PROVIDED INFORMATION START

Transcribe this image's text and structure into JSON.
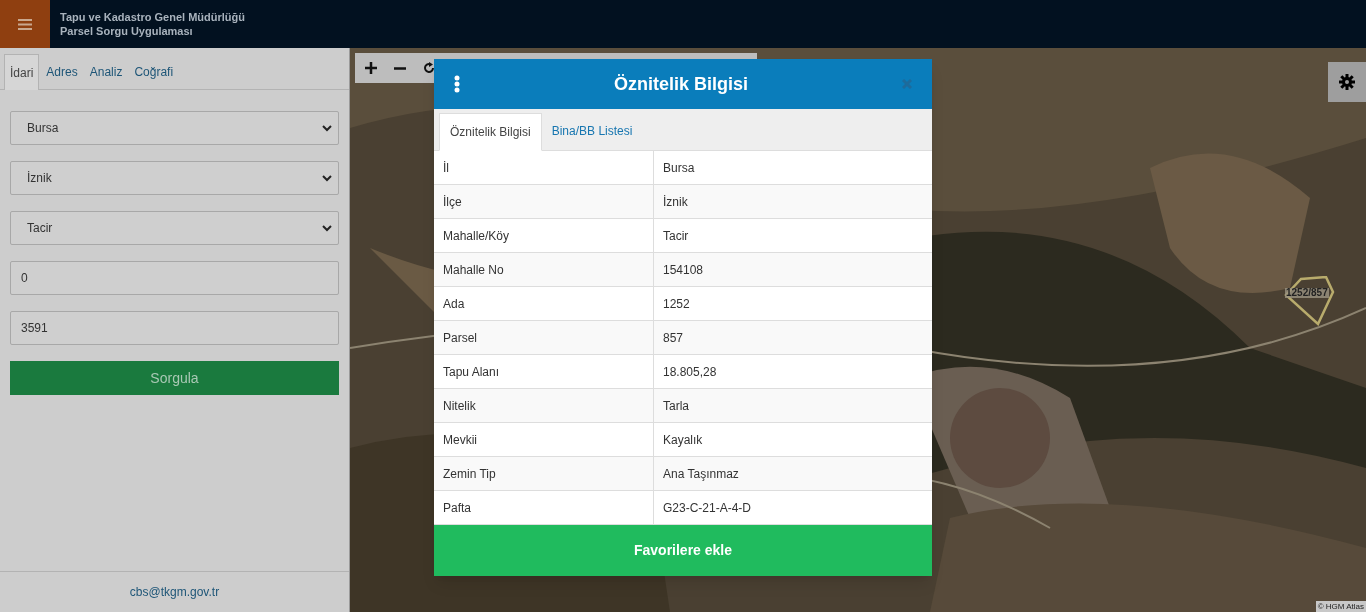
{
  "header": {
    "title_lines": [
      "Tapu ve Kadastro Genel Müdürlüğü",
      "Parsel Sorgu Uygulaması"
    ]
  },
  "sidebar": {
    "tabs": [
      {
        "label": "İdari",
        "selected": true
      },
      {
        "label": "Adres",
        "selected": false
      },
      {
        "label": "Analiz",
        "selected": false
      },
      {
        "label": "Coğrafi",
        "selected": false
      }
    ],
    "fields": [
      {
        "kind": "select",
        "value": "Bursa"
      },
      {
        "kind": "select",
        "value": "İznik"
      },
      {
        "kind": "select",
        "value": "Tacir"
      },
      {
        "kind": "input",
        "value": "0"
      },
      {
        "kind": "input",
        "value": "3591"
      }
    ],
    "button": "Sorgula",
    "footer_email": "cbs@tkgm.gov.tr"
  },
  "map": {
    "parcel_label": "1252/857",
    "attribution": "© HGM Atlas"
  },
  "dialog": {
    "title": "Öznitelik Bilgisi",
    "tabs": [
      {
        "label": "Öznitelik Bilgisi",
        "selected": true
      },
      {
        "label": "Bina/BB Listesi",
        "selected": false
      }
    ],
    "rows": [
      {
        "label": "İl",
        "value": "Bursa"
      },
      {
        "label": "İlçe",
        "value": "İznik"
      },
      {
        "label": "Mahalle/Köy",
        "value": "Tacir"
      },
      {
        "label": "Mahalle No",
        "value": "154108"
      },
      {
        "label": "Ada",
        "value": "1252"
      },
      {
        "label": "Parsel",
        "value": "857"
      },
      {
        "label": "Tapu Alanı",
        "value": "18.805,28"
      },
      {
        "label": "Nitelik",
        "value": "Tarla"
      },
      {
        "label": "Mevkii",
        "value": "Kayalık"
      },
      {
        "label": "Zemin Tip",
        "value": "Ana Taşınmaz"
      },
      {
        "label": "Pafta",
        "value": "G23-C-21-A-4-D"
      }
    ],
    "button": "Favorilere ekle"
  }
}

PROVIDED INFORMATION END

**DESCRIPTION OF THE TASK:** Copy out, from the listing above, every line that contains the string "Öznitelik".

**ANSWER FOR THE TASK:**
    "title": "Öznitelik Bilgisi",
        "label": "Öznitelik Bilgisi",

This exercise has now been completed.